To evaluate security controls and techniques, we reviewed controls over three Board applications and followed up on the open issues from our 2006 application control reviews. We also recently began a review of controls provided by the Federal Reserve Bank of Boston for applications that the Reserve Bank maintains in support of the Board's supervision and regulation function. We performed our 2007 application control testing based on controls identified in the National Institute of Standards and Technology (NIST) Special Publication 800-53, Recommended Security Controls for Federal Information Systems. These control tests identified areas where security controls need to be strengthened. Because some of the issues we identified are more significant-either alone or in combination with other weaknesses-we classified several of our findings as "control deficiencies." Given the sensitivity of the issues involved with these reviews, we will provide the specific results to management in separate restricted reports. In addition, follow-up work on our 2006 application control reviews revealed that the Board had taken sufficient actions to allow us to close several open recommendations in this area.

To evaluate the Board's compliance with FISMA and related policies and procedures, we followed up on the open recommendations from our prior information security audit reports issued pursuant to FISMA's requirements. Because FISMA authorizes the IGs to base their annual evaluation in whole or in part on existing audits, evaluations, or reports relating to programs or practices of the agency, we also incorporated the results from, and actions taken on, other audit reports with information security-related recommendations. Based on our follow-up work, we determined that the Board's actions over the past year were sufficient to close seven of the ten recommendations that were not fully closed as of the beginning of our 2007 information security audit.

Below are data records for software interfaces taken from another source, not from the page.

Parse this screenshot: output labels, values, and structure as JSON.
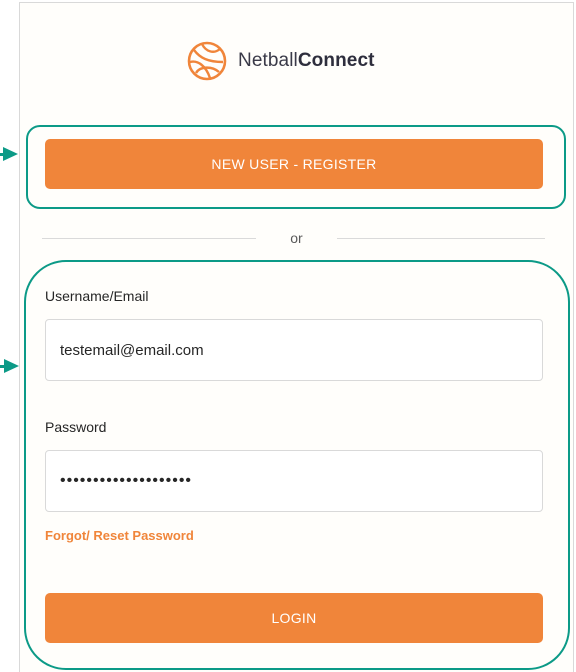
{
  "brand": {
    "name_regular": "Netball",
    "name_bold": "Connect",
    "accent_color": "#f0853a",
    "callout_color": "#0c9a87"
  },
  "register": {
    "label": "NEW USER - REGISTER"
  },
  "divider": {
    "text": "or"
  },
  "form": {
    "username_label": "Username/Email",
    "username_value": "testemail@email.com",
    "password_label": "Password",
    "password_value": "••••••••••••••••••••",
    "forgot_label": "Forgot/ Reset Password",
    "login_label": "LOGIN"
  },
  "icons": {
    "logo": "netball-icon"
  }
}
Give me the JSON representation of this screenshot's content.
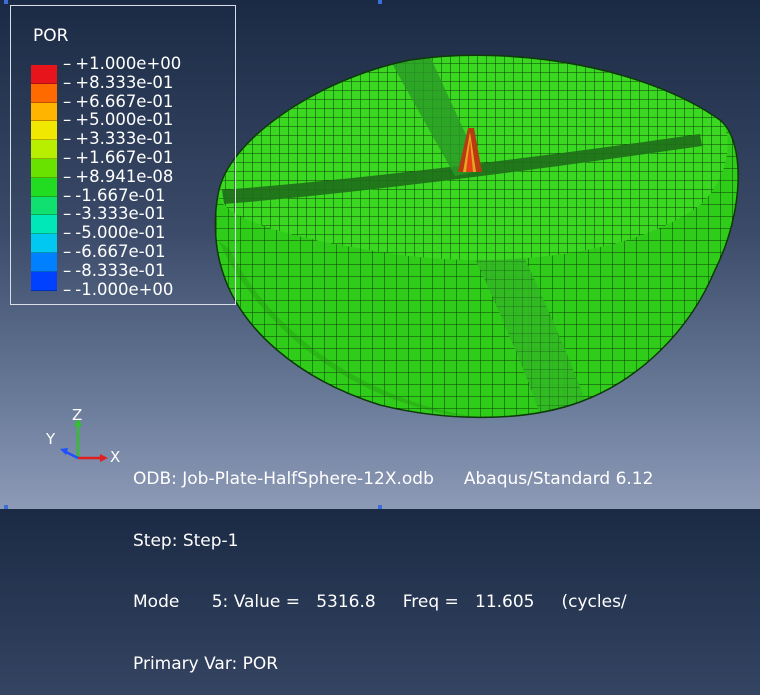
{
  "legend": {
    "variable": "POR",
    "colors": [
      "#e8141c",
      "#ff6a00",
      "#ffb400",
      "#f0e800",
      "#b8ee00",
      "#6ae200",
      "#22dc22",
      "#10e070",
      "#00e8b8",
      "#00c8f0",
      "#0080ff",
      "#0040ff",
      "#0008e8"
    ],
    "ticks": [
      "+1.000e+00",
      "+8.333e-01",
      "+6.667e-01",
      "+5.000e-01",
      "+3.333e-01",
      "+1.667e-01",
      "+8.941e-08",
      "-1.667e-01",
      "-3.333e-01",
      "-5.000e-01",
      "-6.667e-01",
      "-8.333e-01",
      "-1.000e+00"
    ]
  },
  "triad": {
    "x": "X",
    "y": "Y",
    "z": "Z"
  },
  "info": {
    "odb": "ODB: Job-Plate-HalfSphere-12X.odb",
    "solver": "Abaqus/Standard 6.12",
    "step": "Step: Step-1",
    "mode": "Mode      5: Value =   5316.8     Freq =   11.605     (cycles/",
    "primary_var": "Primary Var: POR"
  },
  "colors": {
    "mesh_fill": "#35d81e",
    "mesh_line": "#0c3a08",
    "seam": "#2a8a2a"
  }
}
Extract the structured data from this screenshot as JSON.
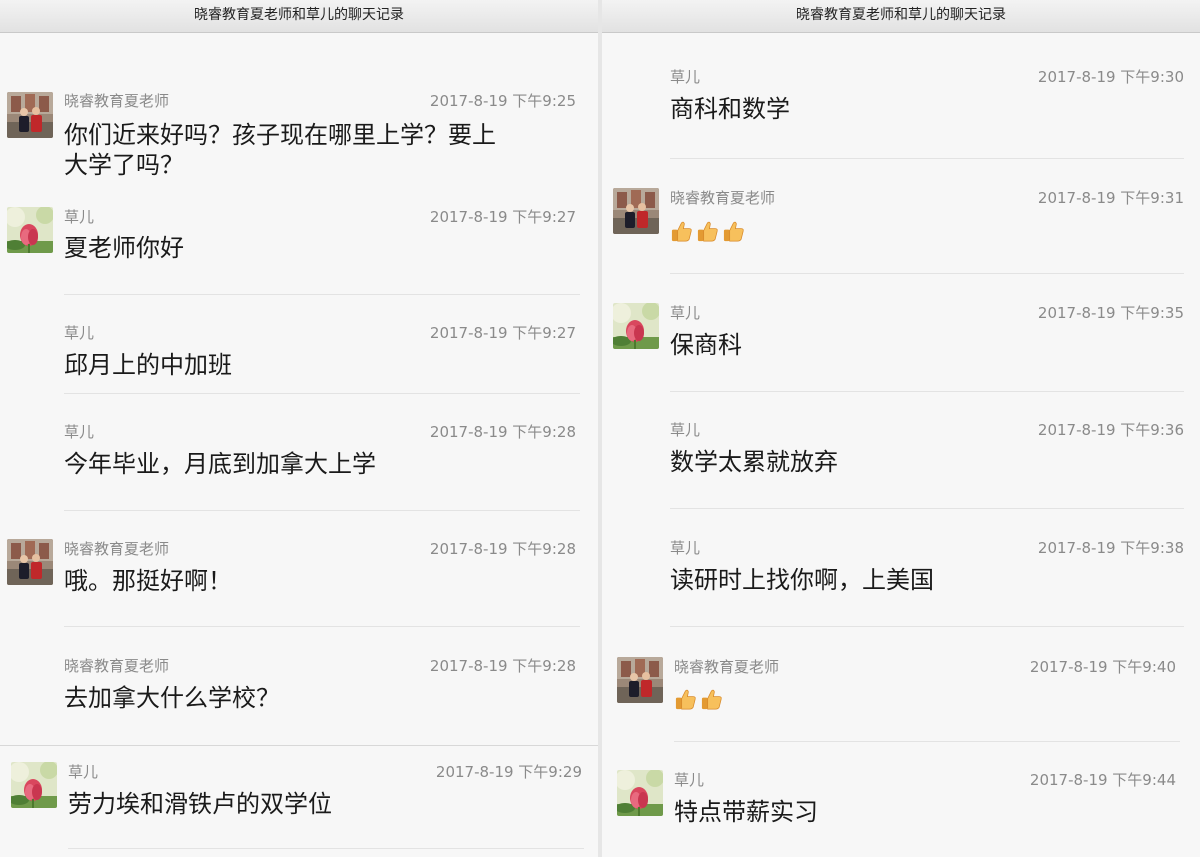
{
  "left_panel": {
    "title": "晓睿教育夏老师和草儿的聊天记录",
    "messages": [
      {
        "sender": "晓睿教育夏老师",
        "time": "2017-8-19 下午9:25",
        "text_line1": "你们近来好吗？孩子现在哪里上学？要上",
        "text_line2": "大学了吗？"
      },
      {
        "sender": "草儿",
        "time": "2017-8-19 下午9:27",
        "text": "夏老师你好"
      },
      {
        "sender": "草儿",
        "time": "2017-8-19 下午9:27",
        "text": "邱月上的中加班"
      },
      {
        "sender": "草儿",
        "time": "2017-8-19 下午9:28",
        "text": "今年毕业，月底到加拿大上学"
      },
      {
        "sender": "晓睿教育夏老师",
        "time": "2017-8-19 下午9:28",
        "text": "哦。那挺好啊！"
      },
      {
        "sender": "晓睿教育夏老师",
        "time": "2017-8-19 下午9:28",
        "text": "去加拿大什么学校？"
      },
      {
        "sender": "草儿",
        "time": "2017-8-19 下午9:29",
        "text": "劳力埃和滑铁卢的双学位"
      }
    ]
  },
  "right_panel": {
    "title": "晓睿教育夏老师和草儿的聊天记录",
    "messages": [
      {
        "sender": "草儿",
        "time": "2017-8-19 下午9:30",
        "text": "商科和数学"
      },
      {
        "sender": "晓睿教育夏老师",
        "time": "2017-8-19 下午9:31",
        "emoji": "thumbs-up x3"
      },
      {
        "sender": "草儿",
        "time": "2017-8-19 下午9:35",
        "text": "保商科"
      },
      {
        "sender": "草儿",
        "time": "2017-8-19 下午9:36",
        "text": "数学太累就放弃"
      },
      {
        "sender": "草儿",
        "time": "2017-8-19 下午9:38",
        "text": "读研时上找你啊，上美国"
      },
      {
        "sender": "晓睿教育夏老师",
        "time": "2017-8-19 下午9:40",
        "emoji": "thumbs-up x2"
      },
      {
        "sender": "草儿",
        "time": "2017-8-19 下午9:44",
        "text": "特点带薪实习"
      }
    ]
  },
  "icons": {
    "teacher_avatar": "teacher-photo-avatar-icon",
    "caoer_avatar": "lotus-flower-avatar-icon",
    "emoji": "thumbs-up-icon"
  },
  "colors": {
    "panel_bg": "#f7f7f7",
    "meta_text": "#8a8a8a",
    "message_text": "#1a1a1a",
    "divider": "#e3e3e3"
  }
}
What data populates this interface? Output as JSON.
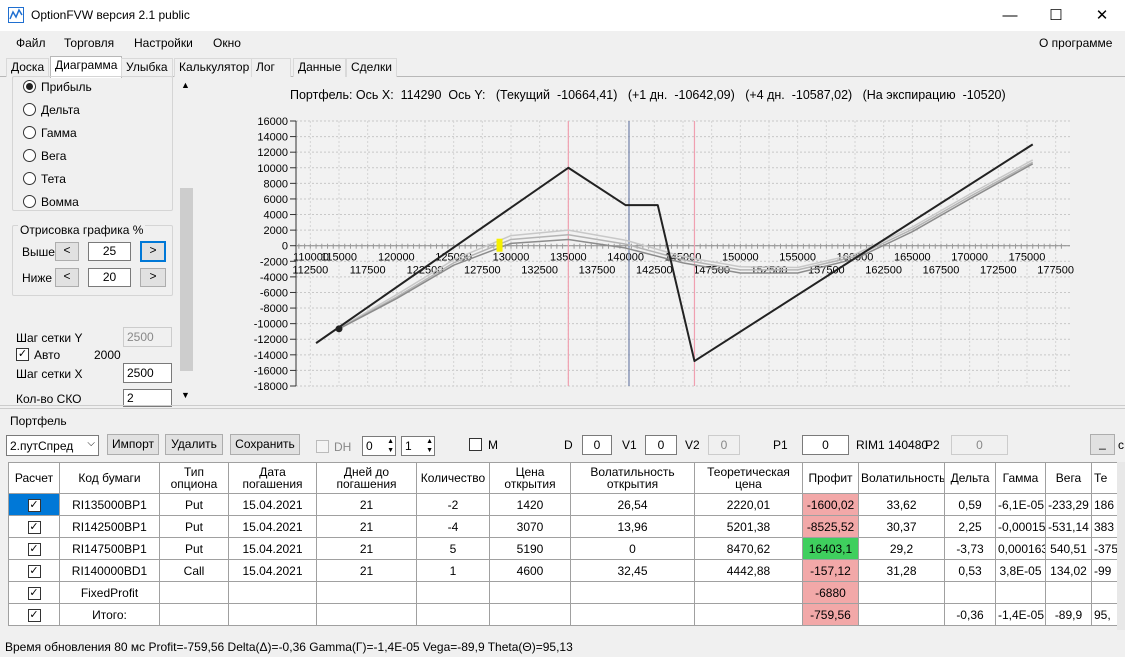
{
  "window": {
    "title": "OptionFVW версия 2.1 public",
    "minimize": "—",
    "maximize": "☐",
    "close": "✕"
  },
  "menu": {
    "items": [
      "Файл",
      "Торговля",
      "Настройки",
      "Окно"
    ],
    "about": "О программе"
  },
  "tabs": [
    "Доска",
    "Диаграмма",
    "Улыбка",
    "Калькулятор",
    "Лог",
    "Данные",
    "Сделки"
  ],
  "left": {
    "radios": [
      "Прибыль",
      "Дельта",
      "Гамма",
      "Вега",
      "Тета",
      "Вомма"
    ],
    "selected": "Прибыль",
    "draw_group": "Отрисовка графика %",
    "above_label": "Выше",
    "above_value": "25",
    "below_label": "Ниже",
    "below_value": "20",
    "prev": "<",
    "next": ">",
    "grid_y_label": "Шаг сетки Y",
    "grid_y_value": "2500",
    "auto_label": "Авто",
    "auto_value": "2000",
    "grid_x_label": "Шаг сетки X",
    "grid_x_value": "2500",
    "sko_label": "Кол-во СКО",
    "sko_value": "2"
  },
  "chart_header": "Портфель: Ось X:  114290  Ось Y:   (Текущий  -10664,41)   (+1 дн.  -10642,09)   (+4 дн.  -10587,02)   (На экспирацию  -10520)",
  "chart_data": {
    "type": "line",
    "ylim": [
      -18000,
      16000
    ],
    "xlim": [
      111250,
      178750
    ],
    "y_ticks": [
      16000,
      14000,
      12000,
      10000,
      8000,
      6000,
      4000,
      2000,
      0,
      -2000,
      -4000,
      -6000,
      -8000,
      -10000,
      -12000,
      -14000,
      -16000,
      -18000
    ],
    "x_ticks_upper": [
      110000,
      115000,
      120000,
      125000,
      130000,
      135000,
      140000,
      145000,
      150000,
      155000,
      160000,
      165000,
      170000,
      175000
    ],
    "x_ticks_lower": [
      112500,
      117500,
      122500,
      127500,
      132500,
      137500,
      142500,
      147500,
      152500,
      157500,
      162500,
      167500,
      172500,
      177500
    ],
    "vlines": [
      {
        "x": 135000,
        "color": "#f0a0b0"
      },
      {
        "x": 140290,
        "color": "#7080a8"
      },
      {
        "x": 146000,
        "color": "#f0a0b0"
      }
    ],
    "series": [
      {
        "role": "expiration",
        "color": "#222222",
        "x": [
          113000,
          135000,
          140000,
          142800,
          146000,
          175500
        ],
        "y": [
          -12500,
          10000,
          5200,
          5200,
          -14800,
          13000
        ]
      },
      {
        "role": "current",
        "color": "#8c8c8c",
        "x": [
          115000,
          120000,
          125000,
          130000,
          135000,
          140000,
          145000,
          150000,
          155000,
          160000,
          165000,
          170000,
          175500
        ],
        "y": [
          -10664,
          -6800,
          -2500,
          300,
          800,
          -300,
          -2200,
          -3500,
          -3500,
          -1700,
          1800,
          6000,
          10500
        ]
      },
      {
        "role": "day1",
        "color": "#b4b4b4",
        "x": [
          115000,
          120000,
          125000,
          130000,
          135000,
          140000,
          145000,
          150000,
          155000,
          160000,
          165000,
          170000,
          175500
        ],
        "y": [
          -10642,
          -6600,
          -2200,
          800,
          1400,
          200,
          -1800,
          -3100,
          -3100,
          -1400,
          2100,
          6300,
          10700
        ]
      },
      {
        "role": "day4",
        "color": "#c8c8c8",
        "x": [
          115000,
          120000,
          125000,
          130000,
          135000,
          140000,
          145000,
          150000,
          155000,
          160000,
          165000,
          170000,
          175500
        ],
        "y": [
          -10587,
          -6300,
          -1800,
          1300,
          2000,
          700,
          -1400,
          -2700,
          -2800,
          -1100,
          2400,
          6600,
          11000
        ]
      }
    ],
    "marker": {
      "x": 115000,
      "y": -10664,
      "color": "#222222"
    },
    "highlight": {
      "x": 129000,
      "y": 0,
      "color": "#f5f000"
    }
  },
  "portfolio": {
    "label": "Портфель",
    "combo": "2.путСпред",
    "import": "Импорт",
    "delete": "Удалить",
    "save": "Сохранить",
    "dh": "DH",
    "dh_a": "0",
    "dh_b": "1",
    "m": "M",
    "d_label": "D",
    "d_value": "0",
    "v1_label": "V1",
    "v1_value": "0",
    "v2_label": "V2",
    "v2_value": "0",
    "p1_label": "P1",
    "p1_value": "0",
    "rim": "RIM1 140480",
    "p2_label": "P2",
    "p2_value": "0",
    "min_btn": "_",
    "extra": "c"
  },
  "table": {
    "headers": [
      "Расчет",
      "Код бумаги",
      "Тип опциона",
      "Дата погашения",
      "Дней до погашения",
      "Количество",
      "Цена открытия",
      "Волатильность открытия",
      "Теоретическая цена",
      "Профит",
      "Волатильность",
      "Дельта",
      "Гамма",
      "Вега",
      "Те"
    ],
    "rows": [
      {
        "code": "RI135000BP1",
        "type": "Put",
        "date": "15.04.2021",
        "days": "21",
        "qty": "-2",
        "open": "1420",
        "volopen": "26,54",
        "theo": "2220,01",
        "profit": "-1600,02",
        "vol": "33,62",
        "delta": "0,59",
        "gamma": "-6,1E-05",
        "vega": "-233,29",
        "theta": "186"
      },
      {
        "code": "RI142500BP1",
        "type": "Put",
        "date": "15.04.2021",
        "days": "21",
        "qty": "-4",
        "open": "3070",
        "volopen": "13,96",
        "theo": "5201,38",
        "profit": "-8525,52",
        "vol": "30,37",
        "delta": "2,25",
        "gamma": "-0,000154",
        "vega": "-531,14",
        "theta": "383"
      },
      {
        "code": "RI147500BP1",
        "type": "Put",
        "date": "15.04.2021",
        "days": "21",
        "qty": "5",
        "open": "5190",
        "volopen": "0",
        "theo": "8470,62",
        "profit": "16403,1",
        "vol": "29,2",
        "delta": "-3,73",
        "gamma": "0,000163",
        "vega": "540,51",
        "theta": "-375"
      },
      {
        "code": "RI140000BD1",
        "type": "Call",
        "date": "15.04.2021",
        "days": "21",
        "qty": "1",
        "open": "4600",
        "volopen": "32,45",
        "theo": "4442,88",
        "profit": "-157,12",
        "vol": "31,28",
        "delta": "0,53",
        "gamma": "3,8E-05",
        "vega": "134,02",
        "theta": "-99"
      }
    ],
    "fixed": {
      "code": "FixedProfit",
      "profit": "-6880"
    },
    "total": {
      "code": "Итого:",
      "profit": "-759,56",
      "delta": "-0,36",
      "gamma": "-1,4E-05",
      "vega": "-89,9",
      "theta": "95,"
    }
  },
  "status": "Время обновления 80 мс   Profit=-759,56 Delta(Δ)=-0,36 Gamma(Γ)=-1,4E-05 Vega=-89,9 Theta(Θ)=95,13"
}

We also collected and reviewed information concerning the Board's processes related to areas for which the Office of Management and Budget (OMB) requested a specific response as part of the agency's annual FISMA reporting. Areas we reviewed include security awareness and training, certification and accreditation, remedial action monitoring, incident response, configuration management, controls over personally identifiable information, and privacy impact assessment processes.

Overall, we found that the Board's information security program continues to evolve and mature. The Board has made additional progress toward implementing a structured information security program as outlined by FISMA and has taken action to address open audit recommendations. Specifically, we found that the Board revised its information security program to incorporate guidance and standards recently issued by NIST. The Board also updated many of its information security policies and guidance, continued to certify and accredit information systems, and provided training to system owners and developers on their security-related responsibilities. Despite this progress, however, the Board still has work remaining to fully implement its information security program for all systems on the application inventory; consequently, three of our prior audit recommendations remain open or partially closed.

Based on our security-related fieldwork over the past year, we did not make any new recommendations in our report. In our opinion, the primary challenge going forward for the Board's Chief Information Officer (CIO) and Information Security Officer (ISO) is to ensure that all aspects of the revised information security program are fully and consistently implemented across the systems supporting divisions and offices-as well as for third-party applications supporting Board programs and operations-and that controls are implemented correctly, working as intended, and producing the desired results. We will continue to review the qualitative aspects of the program as part of future FISMA audits and evaluations.

We provided our draft report to the Director of the Division of Information Technology, in her capacity as CIO for FISMA, and discussed the report with her and the Board's ISO at our closing meeting. During the meeting, the Director generally agreed with the report's contents. She and the ISO also discussed ongoing and planned activities to further enhance the Board's information security program.